"What is it, Aslan?" said Lucy, her eyes dancing and her feet wanting to dance.
"Come, children," said he. "Ride on my back again today."
"Oh, lovely!" cried Lucy, and both girls climbed on to the warm golden back as they had done no one knew how many years before.
Then the whole party moved off; Aslan leading, Bacchus and his Maenads leaping, rushing, and turning somersaults, the beasts frisking round them, and Silenus and his donkey bringing up the rear.
They turned a little to the right, raced down a steep hill, and found the long Bridge of Beruna in front of them. Before they had begun to cross it, however, up out of the water came a great wet, bearded head, larger than a man's, crowned with rushes. It looked at Aslan and out of its mouth a deep voice came.
"Hail, Lord," it said. "Loose my chains."
"Who on earth is that?" whispered Susan.
"I think it's the river-god, but hush," said Lucy.
"Bacchus," said Aslan. "Deliver him from his chains."

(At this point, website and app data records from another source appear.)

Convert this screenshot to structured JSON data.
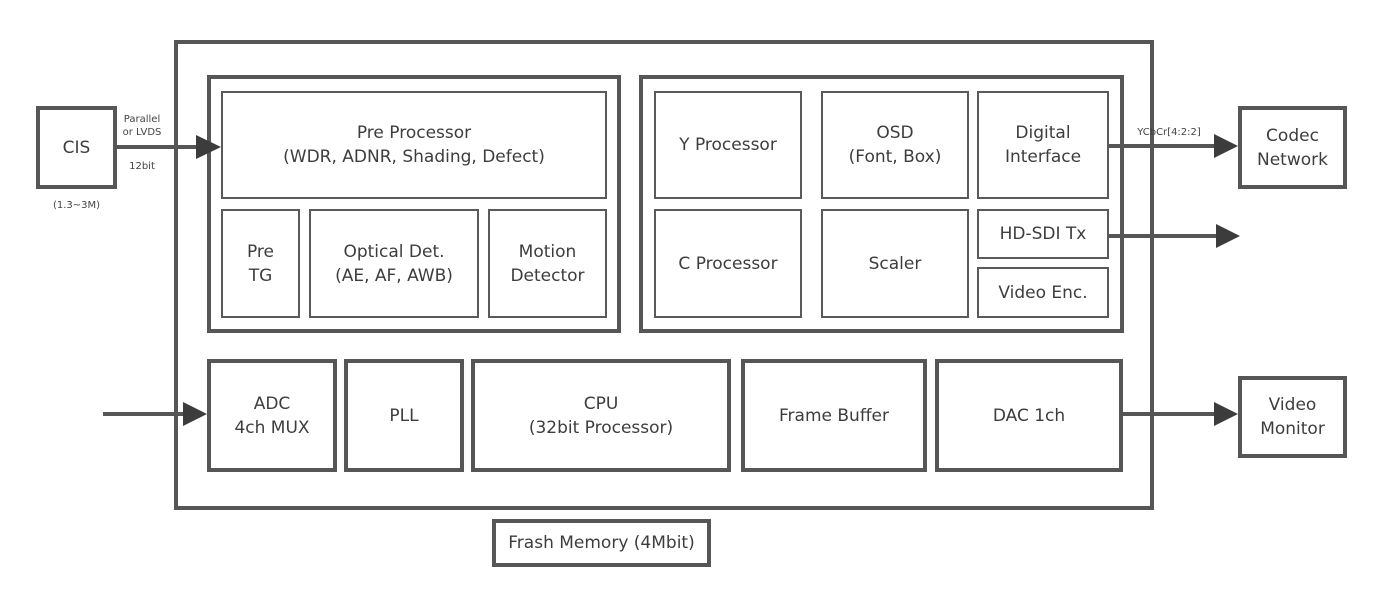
{
  "external": {
    "cis": {
      "label": "CIS",
      "caption": "(1.3~3M)"
    },
    "codec": {
      "label": "Codec\nNetwork"
    },
    "video_monitor": {
      "label": "Video\nMonitor"
    },
    "flash_memory": {
      "label": "Frash Memory (4Mbit)"
    }
  },
  "connections": {
    "cis_to_pre": {
      "label_top": "Parallel\nor LVDS",
      "label_bottom": "12bit"
    },
    "digital_to_codec": {
      "label": "YCbCr[4:2:2]"
    }
  },
  "pre_group": {
    "pre_processor": {
      "label": "Pre Processor\n(WDR, ADNR, Shading, Defect)"
    },
    "pre_tg": {
      "label": "Pre\nTG"
    },
    "optical_det": {
      "label": "Optical Det.\n(AE, AF, AWB)"
    },
    "motion_detector": {
      "label": "Motion\nDetector"
    }
  },
  "post_group": {
    "y_processor": {
      "label": "Y Processor"
    },
    "osd": {
      "label": "OSD\n(Font, Box)"
    },
    "digital_interface": {
      "label": "Digital\nInterface"
    },
    "c_processor": {
      "label": "C Processor"
    },
    "scaler": {
      "label": "Scaler"
    },
    "hd_sdi_tx": {
      "label": "HD-SDI Tx"
    },
    "video_enc": {
      "label": "Video Enc."
    }
  },
  "bottom_row": {
    "adc": {
      "label": "ADC\n4ch MUX"
    },
    "pll": {
      "label": "PLL"
    },
    "cpu": {
      "label": "CPU\n(32bit Processor)"
    },
    "frame_buffer": {
      "label": "Frame Buffer"
    },
    "dac": {
      "label": "DAC 1ch"
    }
  },
  "colors": {
    "line": "#565656",
    "arrow": "#3c3c3c",
    "text": "#3d3d3d"
  }
}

"That means the bridge, I expect," thought Lucy. And so it did. Bacchus and his people splashed forward into the shallow water, and a minute later the most curious things began happening. Great, strong trunks of ivy came curling up all the piers of the bridge, growing as quickly as a fire grows, wrapping the stones round, splitting, breaking, separating them. The walls of the bridge turned into hedges gay with hawthorn for a moment and then disappeared as the whole thing with a rush and a rumble collapsed into the swirling water. With much splashing, screaming, and laughter the revellers waded or swam or danced across the ford ("Hurrah! It's the Ford of Beruna again now!" cried the girls) and up the bank on the far side and into the town.
~C. S. Lewis, Prince Caspian, Chapter 14 (1951)